Indeed, it seemed, then as now, that TV3 was putting out more news programming than RTÉ, and the same with Newstalk and Today FM. And yet none of these were getting any share of the licence fee. Nor was it just current affairs: the summer diet of RTE TV continues to be full of repeats and US imports. Its like the Montrose staff just stick in a tape and go home.
So just how valid is the ‘public service’ remit of RTÉ anymore, which merits this special tax?Maybe it exists for GAA coverage, documentaries and late night radio drama, but it is a shrinking function, from a bygone era. And viewers and Government know that.
One plan has been to replace the fee with a wider broadcasting charge, benefiting other suppliers, but this has been scrapped. Meanwhile, an interesting and separate proposal came from Timmy Dooley TD of Fianna Fail, to help fund independent radio, but this hasn’t been picked up on.
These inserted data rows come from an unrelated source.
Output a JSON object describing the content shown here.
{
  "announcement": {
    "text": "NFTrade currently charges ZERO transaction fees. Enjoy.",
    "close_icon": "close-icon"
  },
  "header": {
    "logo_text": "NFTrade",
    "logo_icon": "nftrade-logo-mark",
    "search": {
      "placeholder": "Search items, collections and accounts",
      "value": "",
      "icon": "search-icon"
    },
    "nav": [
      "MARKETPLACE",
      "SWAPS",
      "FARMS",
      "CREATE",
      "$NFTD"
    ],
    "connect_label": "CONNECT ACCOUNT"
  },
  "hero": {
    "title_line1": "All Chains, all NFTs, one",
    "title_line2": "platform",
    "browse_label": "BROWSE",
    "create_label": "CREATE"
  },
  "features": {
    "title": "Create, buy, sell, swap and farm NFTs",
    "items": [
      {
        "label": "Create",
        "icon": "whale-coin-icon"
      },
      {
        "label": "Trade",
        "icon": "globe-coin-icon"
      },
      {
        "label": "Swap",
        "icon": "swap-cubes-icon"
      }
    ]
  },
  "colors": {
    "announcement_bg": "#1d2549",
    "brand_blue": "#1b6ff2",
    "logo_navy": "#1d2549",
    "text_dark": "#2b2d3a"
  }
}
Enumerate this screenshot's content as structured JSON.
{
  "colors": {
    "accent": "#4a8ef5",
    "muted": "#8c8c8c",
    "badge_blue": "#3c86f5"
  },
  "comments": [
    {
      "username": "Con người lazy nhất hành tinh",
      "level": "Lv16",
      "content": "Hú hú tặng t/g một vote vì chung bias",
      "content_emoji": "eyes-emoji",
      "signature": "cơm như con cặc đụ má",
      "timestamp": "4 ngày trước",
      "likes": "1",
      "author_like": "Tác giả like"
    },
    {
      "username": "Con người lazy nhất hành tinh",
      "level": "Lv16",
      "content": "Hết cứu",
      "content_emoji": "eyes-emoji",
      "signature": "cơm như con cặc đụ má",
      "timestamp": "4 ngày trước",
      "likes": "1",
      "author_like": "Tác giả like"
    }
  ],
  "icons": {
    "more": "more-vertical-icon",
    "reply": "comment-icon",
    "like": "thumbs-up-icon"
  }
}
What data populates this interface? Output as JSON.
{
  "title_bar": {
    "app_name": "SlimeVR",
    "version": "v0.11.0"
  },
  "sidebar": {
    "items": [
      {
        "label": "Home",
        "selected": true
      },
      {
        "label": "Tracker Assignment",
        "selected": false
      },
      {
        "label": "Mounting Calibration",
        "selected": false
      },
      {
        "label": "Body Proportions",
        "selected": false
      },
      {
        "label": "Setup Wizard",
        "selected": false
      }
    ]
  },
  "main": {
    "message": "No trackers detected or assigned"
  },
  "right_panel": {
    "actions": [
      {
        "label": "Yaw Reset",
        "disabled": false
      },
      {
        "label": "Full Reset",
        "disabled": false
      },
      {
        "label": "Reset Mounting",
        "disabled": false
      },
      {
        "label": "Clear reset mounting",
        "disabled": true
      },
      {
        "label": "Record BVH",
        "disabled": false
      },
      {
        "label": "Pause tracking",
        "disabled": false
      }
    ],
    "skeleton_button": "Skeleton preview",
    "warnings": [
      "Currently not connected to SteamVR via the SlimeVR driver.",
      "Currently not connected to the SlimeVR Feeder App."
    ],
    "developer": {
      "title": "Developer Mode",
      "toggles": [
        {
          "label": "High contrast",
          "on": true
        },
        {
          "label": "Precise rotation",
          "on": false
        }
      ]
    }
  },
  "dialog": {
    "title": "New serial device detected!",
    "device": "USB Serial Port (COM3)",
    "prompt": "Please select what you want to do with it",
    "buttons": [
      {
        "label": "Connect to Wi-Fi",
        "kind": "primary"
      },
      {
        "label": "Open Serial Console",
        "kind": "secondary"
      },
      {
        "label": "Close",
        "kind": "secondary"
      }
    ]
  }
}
In reality, the media landscape is changing fast and in a way that recognises no borders or ‘public service remit’. Viewers watch TV, from all over the globe, on their tablets and phones. Why should they pay an extra RTE tax on broadcasting, when they pay UPC or another provider, for their TV, usually bundled with their broadband and phone. Why should they pay twice?
It is tough for RTÉ. They have suffered pay cuts and redundancies and got into shape for the new media world, only to be faced by the intense competition of a very open market. And these RTÉ cuts are in marked contrast to the other commercial State companies, incidentally, which ignored Government directions on reforms.
But technology has caught up with the dominance of State TV channels everywhere. Huge amounts of advertising revenue now leave Ireland every week and go to Google and Sky. Irish television has to compete against a great amount of English-language broadcasting from elsewhere. This really hurts RTÉ but also TV3 and UTV. However, the latter have to get on with it, whereas RTÉ expects a dig out from the State.
One argument is that RTÉ should abandon advertising altogether and go for a pure licence-fee model, like the BBC. But, at present, RTÉ is having it both ways, and gets the licence fee and the ad revenue. It thus drives down the price of advertising, thereby further unfairly damaging its competitors. RTÉ can effectively cross-subsidise from the licence fee and continue to run deficits, as it has done for many years.
RTÉ also distorts the market for newspapers and other media outlets, since the licence fee allows it to create a daily news website which is a direct rival to the newspapers, some of whom now have pay walls. All of this is very unfair and distorts the market.
Granted, RTE is selling Montrose land and seeking more cuts and redundancies but those big star salaries are an embarrassment. Its not as if some of these stars would get the same elsewhere. And what about the many people in RTE administration who are on much higher salaries than they’d get in an independent media company – working alongside colleagues on much less. Old habits endure, and the unions dominate.
And yet there is no reason why RTE cant get fit and lean and fully embrace the open market of competition. The station still gets very high ratings and it shouldn’t need a constant leg up from the State – and nor our licence fee. The other radio and TV stations don’t get it, after all and nor do the newspapers. It’s time Montrose faced the open market like everyone else.